- Take a heavy frying pan and put a tiny amount of oil in it and wipe all over.
- Heat the pan until it is hot but not smoking. (If it is too hot the foie gras will disappear!)
- Place the still frozen foie gras in the pan and cook for 2 or 3 minutes on the first side and for a further minute or so on the reverse side.
- It should be nice and browned but quite rare in the middle.
- Then put the whole pan in the oven on 150C for a further 3 minutes to ensure the foie gras is cooked all the way through.
- It should be pink and moist on the inside but golden brown on the outside.
- Turn the oven off. Remove the foie gras to a hot plate and put it back into the oven.
- Drain off any excess fat from the pan and it back on the heat and deglaze the pan with the orange liqueur.
- Add the orange segments and just warm.
- Toast the brioche and on a plate place two slices of the foie gras on top of each piece of toast.
- Sprinkle with a good pinch of fleur de sel or Maldon salt and some black pepper and serve with the orange segments and orange liqueur on top.
- 2 joined rabbits
- 4 tablespoons olive oil
- 2 large shallots chopped
- 2 carrots sliced
- 4 sticks celery diced
- 50g dried wild mushrooms
- 100g sultanas
- salt and freshly ground black pepper
- chopped parsley
- 50g toasted pine kernels
For the marinade
- 1 bottle red wine
- 2 sprigs rosemary
- 2 sprigs thyme
- 4 cloves garlic crushed
- 1 teaspoon black peppercorns
For the celeriac purée
- 2 Celeriac
- 1 litre milk
- 100g butter
- black pepper
- Put all the marinade ingredients in a large bowl.
- Add the rabbit and cover with cling film and leave to marinate for at least 12 hours.
- Remove the rabbit joints from the marinade and pat dry. Retain the marinade.
- Soak the dried mushrooms in some warm water for about 20 minutes.
- Heat the olive oil in a heavy lidded pan or casserole.
- Brown the rabbit joints and set to one side.
- Fry the shallots, carrots and celery in butter until opaque.
- Add the marinade and simmer gently until the sauce has reduced by at least a quarter, if not more.
- Now add the dried mushrooms along with the water in which they have been soaking.
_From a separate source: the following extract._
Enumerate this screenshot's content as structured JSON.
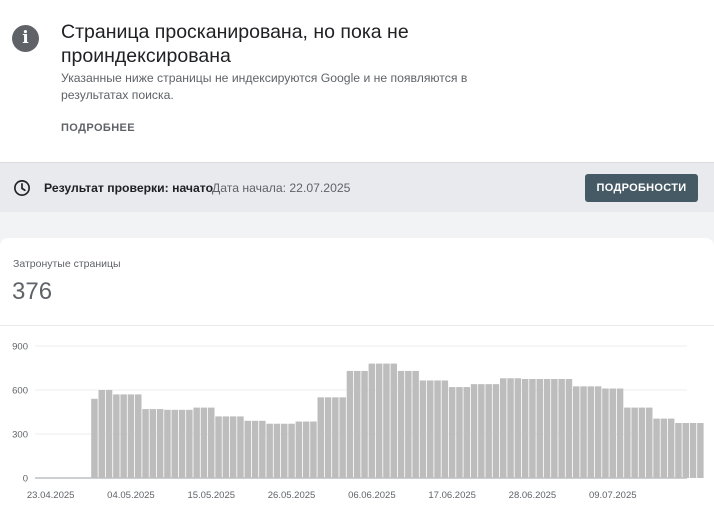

- Cover and simmer very slowly for a very good hour.
- Add the sultanas 15 minutes before you serve.
- Peel and dice the celeriac.
- Place in a saucepan with the milk and some salt & pepper.
- Simmer gently for about 30 minutes, stirring regularly, until soft enough to mash.
- Remove celeriac and mash with the butter.
Chop the parsley and stir into the stew at the last minute. Serve with the celeriac and scatter toasted pine kernels on top of the mash just before serving.